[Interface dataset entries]
##############################
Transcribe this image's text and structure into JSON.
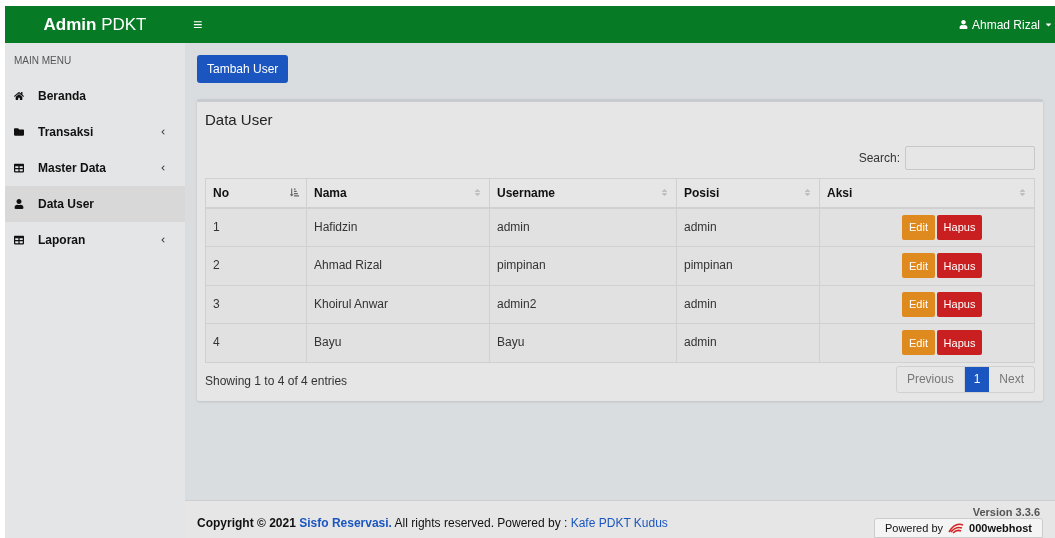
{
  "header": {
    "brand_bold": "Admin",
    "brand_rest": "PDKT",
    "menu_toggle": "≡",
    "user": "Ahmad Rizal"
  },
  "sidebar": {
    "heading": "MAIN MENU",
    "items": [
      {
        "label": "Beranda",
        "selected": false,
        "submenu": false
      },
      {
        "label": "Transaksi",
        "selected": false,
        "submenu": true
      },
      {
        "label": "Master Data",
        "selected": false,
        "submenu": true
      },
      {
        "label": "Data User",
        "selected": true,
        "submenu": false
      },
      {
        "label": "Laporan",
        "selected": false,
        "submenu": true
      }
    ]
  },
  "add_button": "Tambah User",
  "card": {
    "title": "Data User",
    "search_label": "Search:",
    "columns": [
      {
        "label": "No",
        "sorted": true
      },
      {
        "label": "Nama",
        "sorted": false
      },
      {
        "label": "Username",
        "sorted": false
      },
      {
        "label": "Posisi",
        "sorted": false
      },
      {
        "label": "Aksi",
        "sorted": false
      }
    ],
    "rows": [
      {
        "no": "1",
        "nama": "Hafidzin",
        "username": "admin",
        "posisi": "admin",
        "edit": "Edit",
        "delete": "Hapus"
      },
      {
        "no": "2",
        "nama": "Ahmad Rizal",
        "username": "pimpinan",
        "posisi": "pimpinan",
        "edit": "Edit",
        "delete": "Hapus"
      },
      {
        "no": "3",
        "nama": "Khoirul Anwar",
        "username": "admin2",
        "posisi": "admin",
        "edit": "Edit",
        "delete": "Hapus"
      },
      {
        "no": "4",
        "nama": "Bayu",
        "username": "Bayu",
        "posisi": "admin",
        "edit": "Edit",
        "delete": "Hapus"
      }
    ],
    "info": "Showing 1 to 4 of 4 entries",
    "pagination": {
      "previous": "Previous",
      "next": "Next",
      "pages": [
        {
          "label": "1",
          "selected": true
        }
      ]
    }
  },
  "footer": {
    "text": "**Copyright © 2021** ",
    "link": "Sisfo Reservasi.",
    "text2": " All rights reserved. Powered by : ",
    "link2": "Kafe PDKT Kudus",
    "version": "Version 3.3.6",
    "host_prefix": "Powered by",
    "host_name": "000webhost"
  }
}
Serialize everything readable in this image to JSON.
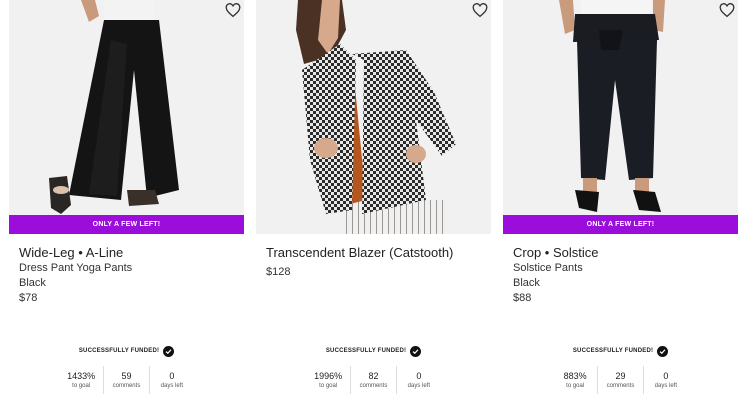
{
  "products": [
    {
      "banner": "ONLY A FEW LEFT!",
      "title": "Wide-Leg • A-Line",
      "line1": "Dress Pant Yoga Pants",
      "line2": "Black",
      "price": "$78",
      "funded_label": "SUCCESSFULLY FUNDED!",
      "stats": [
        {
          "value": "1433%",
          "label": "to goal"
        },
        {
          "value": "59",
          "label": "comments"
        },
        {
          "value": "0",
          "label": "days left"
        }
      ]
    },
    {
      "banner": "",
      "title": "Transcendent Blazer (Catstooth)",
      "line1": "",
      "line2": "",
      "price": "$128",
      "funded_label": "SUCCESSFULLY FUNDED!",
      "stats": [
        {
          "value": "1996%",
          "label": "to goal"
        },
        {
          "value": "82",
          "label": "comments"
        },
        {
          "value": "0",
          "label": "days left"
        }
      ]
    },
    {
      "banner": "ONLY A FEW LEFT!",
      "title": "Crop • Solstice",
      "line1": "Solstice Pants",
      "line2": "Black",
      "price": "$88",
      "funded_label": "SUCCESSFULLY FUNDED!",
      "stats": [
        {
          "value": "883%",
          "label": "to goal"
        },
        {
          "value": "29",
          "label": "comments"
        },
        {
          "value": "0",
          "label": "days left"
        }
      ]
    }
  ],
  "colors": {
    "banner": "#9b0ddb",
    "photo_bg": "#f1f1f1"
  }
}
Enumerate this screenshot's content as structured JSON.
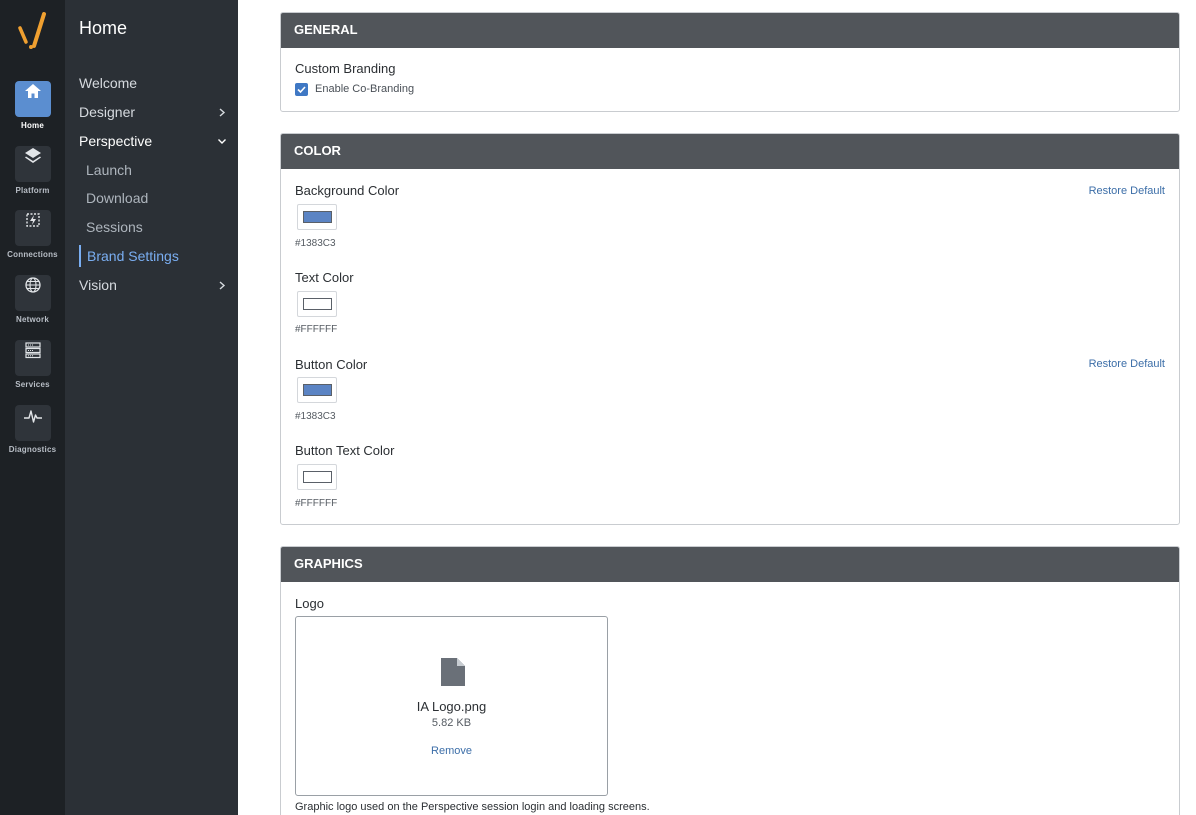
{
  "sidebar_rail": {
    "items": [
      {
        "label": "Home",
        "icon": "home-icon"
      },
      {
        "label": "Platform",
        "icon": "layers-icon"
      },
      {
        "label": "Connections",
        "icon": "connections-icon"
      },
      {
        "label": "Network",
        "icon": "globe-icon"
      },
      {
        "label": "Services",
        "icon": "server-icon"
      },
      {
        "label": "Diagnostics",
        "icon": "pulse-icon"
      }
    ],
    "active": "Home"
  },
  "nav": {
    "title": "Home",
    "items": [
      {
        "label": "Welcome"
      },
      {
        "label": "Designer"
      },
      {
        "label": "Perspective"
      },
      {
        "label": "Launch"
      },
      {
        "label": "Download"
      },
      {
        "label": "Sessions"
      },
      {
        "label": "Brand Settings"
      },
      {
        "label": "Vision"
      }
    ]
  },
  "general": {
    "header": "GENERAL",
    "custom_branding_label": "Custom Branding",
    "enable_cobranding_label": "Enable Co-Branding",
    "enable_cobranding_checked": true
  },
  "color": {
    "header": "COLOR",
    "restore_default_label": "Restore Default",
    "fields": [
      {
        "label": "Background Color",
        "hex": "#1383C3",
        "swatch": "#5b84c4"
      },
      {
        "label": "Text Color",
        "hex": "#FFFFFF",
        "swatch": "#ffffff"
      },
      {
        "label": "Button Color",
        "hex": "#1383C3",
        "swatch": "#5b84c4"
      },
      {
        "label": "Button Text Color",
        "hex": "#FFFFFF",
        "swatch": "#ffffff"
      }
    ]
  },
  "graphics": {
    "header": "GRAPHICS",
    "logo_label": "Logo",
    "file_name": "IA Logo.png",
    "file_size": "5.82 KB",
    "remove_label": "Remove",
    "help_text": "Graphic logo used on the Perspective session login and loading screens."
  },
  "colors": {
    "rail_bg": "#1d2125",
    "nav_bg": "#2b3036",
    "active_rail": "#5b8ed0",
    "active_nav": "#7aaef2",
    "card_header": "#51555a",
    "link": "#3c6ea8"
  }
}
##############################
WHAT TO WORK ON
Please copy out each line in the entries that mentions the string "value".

RESPONSE TO THIS TASK
          "value": "1433%",
          "value": "59",
          "value": "0",
          "value": "1996%",
          "value": "82",
          "value": "0",
          "value": "883%",
          "value": "29",
          "value": "0",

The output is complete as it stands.